EXERCISE OBJECTIVE: Where does the word "JSON" occur in the data below? Copy each line that holds it.
[Opening DATA IN THIS EXERCISE section]
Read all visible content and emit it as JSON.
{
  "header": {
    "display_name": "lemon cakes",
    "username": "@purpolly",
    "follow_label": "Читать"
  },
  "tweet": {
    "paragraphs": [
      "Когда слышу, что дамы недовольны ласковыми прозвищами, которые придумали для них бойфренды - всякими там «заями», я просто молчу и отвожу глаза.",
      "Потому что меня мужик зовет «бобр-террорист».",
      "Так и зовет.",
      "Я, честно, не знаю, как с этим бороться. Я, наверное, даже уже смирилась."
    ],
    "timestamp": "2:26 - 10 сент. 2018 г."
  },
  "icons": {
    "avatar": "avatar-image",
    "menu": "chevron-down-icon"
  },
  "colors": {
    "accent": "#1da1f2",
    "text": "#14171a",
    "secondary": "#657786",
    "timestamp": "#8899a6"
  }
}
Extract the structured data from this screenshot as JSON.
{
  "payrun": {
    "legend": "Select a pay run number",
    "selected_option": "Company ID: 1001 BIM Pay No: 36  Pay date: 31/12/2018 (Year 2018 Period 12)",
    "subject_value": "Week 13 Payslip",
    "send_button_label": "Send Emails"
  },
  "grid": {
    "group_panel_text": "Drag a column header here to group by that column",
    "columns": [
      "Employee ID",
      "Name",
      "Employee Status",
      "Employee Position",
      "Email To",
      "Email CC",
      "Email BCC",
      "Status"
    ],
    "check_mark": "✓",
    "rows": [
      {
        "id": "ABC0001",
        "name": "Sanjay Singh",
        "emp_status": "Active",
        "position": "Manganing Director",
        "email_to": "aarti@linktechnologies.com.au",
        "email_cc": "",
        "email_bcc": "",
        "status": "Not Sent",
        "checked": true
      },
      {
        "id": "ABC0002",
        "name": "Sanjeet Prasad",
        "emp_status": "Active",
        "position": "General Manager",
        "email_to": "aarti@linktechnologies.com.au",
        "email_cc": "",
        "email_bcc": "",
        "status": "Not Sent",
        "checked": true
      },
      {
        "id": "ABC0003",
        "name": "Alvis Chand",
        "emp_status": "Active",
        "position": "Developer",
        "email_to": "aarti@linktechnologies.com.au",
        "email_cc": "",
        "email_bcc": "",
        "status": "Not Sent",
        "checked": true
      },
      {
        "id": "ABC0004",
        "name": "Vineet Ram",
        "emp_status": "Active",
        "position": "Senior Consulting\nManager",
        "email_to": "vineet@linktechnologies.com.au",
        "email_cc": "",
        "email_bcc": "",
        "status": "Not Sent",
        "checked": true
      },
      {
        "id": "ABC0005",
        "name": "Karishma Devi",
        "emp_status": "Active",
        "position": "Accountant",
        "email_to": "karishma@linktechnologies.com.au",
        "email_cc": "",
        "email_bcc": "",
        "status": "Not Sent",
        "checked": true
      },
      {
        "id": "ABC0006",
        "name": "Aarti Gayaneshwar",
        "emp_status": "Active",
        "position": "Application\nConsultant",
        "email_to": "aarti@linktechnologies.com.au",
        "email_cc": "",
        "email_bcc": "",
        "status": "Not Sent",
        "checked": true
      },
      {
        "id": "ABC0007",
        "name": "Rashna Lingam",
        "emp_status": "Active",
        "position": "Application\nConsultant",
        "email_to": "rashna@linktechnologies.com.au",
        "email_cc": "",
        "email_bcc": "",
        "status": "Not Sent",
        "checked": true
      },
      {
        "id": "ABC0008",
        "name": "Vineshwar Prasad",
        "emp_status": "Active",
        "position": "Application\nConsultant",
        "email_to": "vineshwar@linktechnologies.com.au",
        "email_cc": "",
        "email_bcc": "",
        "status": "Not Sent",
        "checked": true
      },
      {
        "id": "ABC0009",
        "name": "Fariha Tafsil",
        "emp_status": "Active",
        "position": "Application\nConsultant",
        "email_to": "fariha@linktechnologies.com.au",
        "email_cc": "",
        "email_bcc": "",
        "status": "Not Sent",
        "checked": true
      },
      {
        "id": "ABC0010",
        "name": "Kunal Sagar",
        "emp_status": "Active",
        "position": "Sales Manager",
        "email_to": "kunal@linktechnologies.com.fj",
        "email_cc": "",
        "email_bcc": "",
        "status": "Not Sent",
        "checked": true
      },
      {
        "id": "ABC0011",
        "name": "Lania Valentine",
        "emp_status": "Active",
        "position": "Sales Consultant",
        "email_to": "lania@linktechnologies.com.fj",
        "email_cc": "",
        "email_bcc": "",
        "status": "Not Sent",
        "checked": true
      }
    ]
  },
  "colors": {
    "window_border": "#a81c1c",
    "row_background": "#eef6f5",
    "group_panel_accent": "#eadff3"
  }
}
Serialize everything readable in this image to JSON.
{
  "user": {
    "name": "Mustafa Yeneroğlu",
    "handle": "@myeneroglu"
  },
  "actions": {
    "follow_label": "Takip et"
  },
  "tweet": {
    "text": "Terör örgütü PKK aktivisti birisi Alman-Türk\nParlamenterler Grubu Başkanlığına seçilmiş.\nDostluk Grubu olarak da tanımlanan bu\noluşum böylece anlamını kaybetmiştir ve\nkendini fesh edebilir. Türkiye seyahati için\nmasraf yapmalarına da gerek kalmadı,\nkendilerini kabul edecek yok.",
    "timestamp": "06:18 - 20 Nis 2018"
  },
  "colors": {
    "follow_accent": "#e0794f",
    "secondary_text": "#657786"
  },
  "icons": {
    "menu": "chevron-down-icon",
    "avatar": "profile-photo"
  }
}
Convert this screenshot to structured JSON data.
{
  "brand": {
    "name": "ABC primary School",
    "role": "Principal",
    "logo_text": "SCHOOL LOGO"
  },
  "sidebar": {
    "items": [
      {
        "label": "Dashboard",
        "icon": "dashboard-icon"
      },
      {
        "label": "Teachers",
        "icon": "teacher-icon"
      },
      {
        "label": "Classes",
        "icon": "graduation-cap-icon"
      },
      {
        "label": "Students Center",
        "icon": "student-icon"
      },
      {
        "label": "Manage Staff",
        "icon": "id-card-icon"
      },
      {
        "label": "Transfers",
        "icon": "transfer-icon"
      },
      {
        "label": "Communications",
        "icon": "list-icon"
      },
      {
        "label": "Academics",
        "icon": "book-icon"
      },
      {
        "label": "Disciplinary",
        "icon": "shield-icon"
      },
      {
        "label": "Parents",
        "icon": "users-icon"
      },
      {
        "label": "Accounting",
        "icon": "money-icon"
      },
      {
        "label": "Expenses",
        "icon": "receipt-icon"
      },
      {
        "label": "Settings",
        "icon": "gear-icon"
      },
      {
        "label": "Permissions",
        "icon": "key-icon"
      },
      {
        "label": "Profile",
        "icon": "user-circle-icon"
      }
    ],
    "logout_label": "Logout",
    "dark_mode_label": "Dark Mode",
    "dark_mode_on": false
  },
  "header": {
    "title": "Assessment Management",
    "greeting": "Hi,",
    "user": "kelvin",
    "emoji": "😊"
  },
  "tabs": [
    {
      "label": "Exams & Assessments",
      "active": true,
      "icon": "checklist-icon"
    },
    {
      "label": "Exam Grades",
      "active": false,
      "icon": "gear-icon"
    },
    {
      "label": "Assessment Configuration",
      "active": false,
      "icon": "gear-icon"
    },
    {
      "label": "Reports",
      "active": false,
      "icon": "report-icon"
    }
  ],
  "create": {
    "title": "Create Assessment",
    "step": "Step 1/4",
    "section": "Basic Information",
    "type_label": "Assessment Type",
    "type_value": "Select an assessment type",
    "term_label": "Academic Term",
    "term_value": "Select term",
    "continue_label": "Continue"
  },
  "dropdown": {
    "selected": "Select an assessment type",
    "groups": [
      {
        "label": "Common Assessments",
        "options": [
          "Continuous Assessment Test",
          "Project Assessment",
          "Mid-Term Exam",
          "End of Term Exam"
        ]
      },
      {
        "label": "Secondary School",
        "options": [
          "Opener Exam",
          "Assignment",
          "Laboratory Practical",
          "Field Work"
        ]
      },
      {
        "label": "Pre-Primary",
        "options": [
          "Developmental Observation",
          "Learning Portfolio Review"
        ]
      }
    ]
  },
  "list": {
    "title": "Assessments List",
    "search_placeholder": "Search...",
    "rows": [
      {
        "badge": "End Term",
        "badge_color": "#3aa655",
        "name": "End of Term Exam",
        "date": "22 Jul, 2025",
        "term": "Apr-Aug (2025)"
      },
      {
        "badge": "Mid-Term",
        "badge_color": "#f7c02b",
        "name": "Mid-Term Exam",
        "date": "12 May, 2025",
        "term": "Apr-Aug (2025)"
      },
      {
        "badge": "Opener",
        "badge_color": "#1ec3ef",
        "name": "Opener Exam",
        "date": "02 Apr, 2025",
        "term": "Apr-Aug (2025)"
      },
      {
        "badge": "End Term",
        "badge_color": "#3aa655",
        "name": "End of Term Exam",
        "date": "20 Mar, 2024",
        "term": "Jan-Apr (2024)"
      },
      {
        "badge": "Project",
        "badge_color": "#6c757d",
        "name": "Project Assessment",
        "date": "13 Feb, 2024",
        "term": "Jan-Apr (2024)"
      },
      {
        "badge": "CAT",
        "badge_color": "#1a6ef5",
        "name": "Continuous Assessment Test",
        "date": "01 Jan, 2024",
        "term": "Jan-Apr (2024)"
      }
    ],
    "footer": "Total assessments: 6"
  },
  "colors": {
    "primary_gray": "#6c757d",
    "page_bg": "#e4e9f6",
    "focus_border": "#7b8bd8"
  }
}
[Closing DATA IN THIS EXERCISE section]
WRITTEN ANSWER:
Read all visible content and emit it as JSON.
Extract the structured data from this screenshot as JSON.
Serialize everything readable in this image to JSON.
Convert this screenshot to structured JSON data.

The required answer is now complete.